Description of the task
Word for word, retype every entry in the listing.

Study material

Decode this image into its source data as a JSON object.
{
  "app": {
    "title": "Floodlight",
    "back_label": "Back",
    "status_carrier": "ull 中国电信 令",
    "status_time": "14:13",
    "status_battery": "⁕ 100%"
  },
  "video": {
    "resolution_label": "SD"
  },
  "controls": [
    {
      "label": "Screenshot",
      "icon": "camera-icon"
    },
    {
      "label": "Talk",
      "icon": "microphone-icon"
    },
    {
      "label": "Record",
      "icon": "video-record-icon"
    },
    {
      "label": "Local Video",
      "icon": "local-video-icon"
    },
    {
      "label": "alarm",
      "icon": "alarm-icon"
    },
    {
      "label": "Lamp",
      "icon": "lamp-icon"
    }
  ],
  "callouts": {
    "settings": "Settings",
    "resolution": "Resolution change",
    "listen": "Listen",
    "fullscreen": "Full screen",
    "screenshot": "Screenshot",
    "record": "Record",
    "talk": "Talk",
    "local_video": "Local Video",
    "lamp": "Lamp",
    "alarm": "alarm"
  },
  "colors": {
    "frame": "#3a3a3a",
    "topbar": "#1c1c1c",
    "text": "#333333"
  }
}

Expected output
Decode this image into its source data as a JSON object.
{
  "app": {
    "title": "Floodlight",
    "back_label": "Back",
    "status_carrier": "ull 中国电信 令",
    "status_time": "14:13",
    "status_battery": "⁕ 100%"
  },
  "video": {
    "resolution_label": "SD"
  },
  "controls": [
    {
      "label": "Screenshot",
      "icon": "camera-icon"
    },
    {
      "label": "Talk",
      "icon": "microphone-icon"
    },
    {
      "label": "Record",
      "icon": "video-record-icon"
    },
    {
      "label": "Local Video",
      "icon": "local-video-icon"
    },
    {
      "label": "alarm",
      "icon": "alarm-icon"
    },
    {
      "label": "Lamp",
      "icon": "lamp-icon"
    }
  ],
  "callouts": {
    "settings": "Settings",
    "resolution": "Resolution change",
    "listen": "Listen",
    "fullscreen": "Full screen",
    "screenshot": "Screenshot",
    "record": "Record",
    "talk": "Talk",
    "local_video": "Local Video",
    "lamp": "Lamp",
    "alarm": "alarm"
  },
  "colors": {
    "frame": "#3a3a3a",
    "topbar": "#1c1c1c",
    "text": "#333333"
  }
}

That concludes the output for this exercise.